THIBODAUX – Dr. Stephen T. Hulbert, president of Nicholls State University, pledged alongside other University of Louisiana System presidents Thursday, March 27, to address Louisiana’s workforce needs by targeting a substantial number of new graduates each year in some of the state’s critical shortage areas.
Hulbert and his colleagues signed a sweeping agreement that the UL System will generate 2,400 additional graduates by 2012 – including 375 in education, 330 in health care, 115 in engineering and 440 in business. The agreement also pledges to reduce the average time it takes for students to graduate from six to five years and track graduate performance in Louisiana’s workforce.
“This agreement represents the commitment of higher education to the economic well-being of Louisiana,” Hulbert said. “It reflects an exciting initiative and significant opportunity for service to the region.”
The agreement was part of a second-annual, day-long forum in which national and state education leaders, college presidents, legislators and others discussed the issues surrounding students’ access to college and their success at achieving a degree.
Barry Erwin, president of the Council for a Better Louisiana, affirmed the aggressive goals.
“We’ve talked about accountability for a long time. We have it in K-12, but this ratchets it up further. It’s about the workforce but also about how we are trying to transform our state to focus on knowledge-based jobs and a knowledge-based economy.”The most recent Louisiana Department of Labor statistics show 981 vacancies in education, 3,140 in engineering, 2,379 in business and 9,484 in health care.

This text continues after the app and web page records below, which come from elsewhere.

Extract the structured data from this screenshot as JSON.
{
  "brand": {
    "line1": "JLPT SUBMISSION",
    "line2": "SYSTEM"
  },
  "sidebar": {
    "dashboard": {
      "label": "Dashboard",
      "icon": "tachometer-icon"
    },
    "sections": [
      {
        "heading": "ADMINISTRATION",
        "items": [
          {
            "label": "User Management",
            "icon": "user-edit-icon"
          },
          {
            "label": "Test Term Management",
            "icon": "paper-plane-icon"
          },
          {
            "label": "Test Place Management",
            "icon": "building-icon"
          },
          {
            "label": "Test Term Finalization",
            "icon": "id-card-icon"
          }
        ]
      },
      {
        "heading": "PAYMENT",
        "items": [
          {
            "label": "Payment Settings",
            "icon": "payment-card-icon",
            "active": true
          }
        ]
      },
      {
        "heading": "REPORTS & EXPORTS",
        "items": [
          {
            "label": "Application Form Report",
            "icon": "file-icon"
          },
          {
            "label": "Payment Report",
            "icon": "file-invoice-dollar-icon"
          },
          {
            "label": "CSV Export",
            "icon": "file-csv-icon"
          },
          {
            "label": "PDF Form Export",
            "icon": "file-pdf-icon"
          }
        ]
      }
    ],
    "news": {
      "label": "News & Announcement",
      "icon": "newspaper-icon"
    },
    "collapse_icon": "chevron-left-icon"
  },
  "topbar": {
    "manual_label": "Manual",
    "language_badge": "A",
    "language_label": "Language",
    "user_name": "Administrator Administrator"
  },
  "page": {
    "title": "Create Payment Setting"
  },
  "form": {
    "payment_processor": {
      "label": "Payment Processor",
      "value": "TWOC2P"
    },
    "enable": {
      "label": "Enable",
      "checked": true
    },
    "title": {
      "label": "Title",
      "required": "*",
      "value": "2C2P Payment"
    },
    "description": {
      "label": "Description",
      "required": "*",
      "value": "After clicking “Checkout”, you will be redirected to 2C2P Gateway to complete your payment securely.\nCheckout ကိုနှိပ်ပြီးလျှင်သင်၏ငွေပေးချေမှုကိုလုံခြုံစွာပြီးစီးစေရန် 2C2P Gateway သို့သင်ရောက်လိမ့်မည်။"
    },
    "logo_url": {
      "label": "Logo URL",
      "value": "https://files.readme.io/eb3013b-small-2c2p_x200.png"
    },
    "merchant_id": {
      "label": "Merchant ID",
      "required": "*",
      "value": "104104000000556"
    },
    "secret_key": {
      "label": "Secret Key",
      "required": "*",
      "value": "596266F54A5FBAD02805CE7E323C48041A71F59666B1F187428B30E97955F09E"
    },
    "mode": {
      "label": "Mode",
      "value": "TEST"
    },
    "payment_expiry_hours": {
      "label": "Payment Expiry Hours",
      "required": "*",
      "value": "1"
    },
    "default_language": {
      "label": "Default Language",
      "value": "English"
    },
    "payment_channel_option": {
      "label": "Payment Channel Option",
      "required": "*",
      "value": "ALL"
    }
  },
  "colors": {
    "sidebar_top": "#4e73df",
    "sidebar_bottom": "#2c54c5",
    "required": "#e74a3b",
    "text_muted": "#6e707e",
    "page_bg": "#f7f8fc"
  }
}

“This is so timely,” said state Representative Freddie Mills, a pharmacy graduate of the University of Louisiana at Monroe. “I just came from a meeting at the Department of Health and Hospitals where we discussed the state’s health care worker shortage. We need to continue growing and keep our professionals here in Louisiana, and I want to support your initiative any way I can.”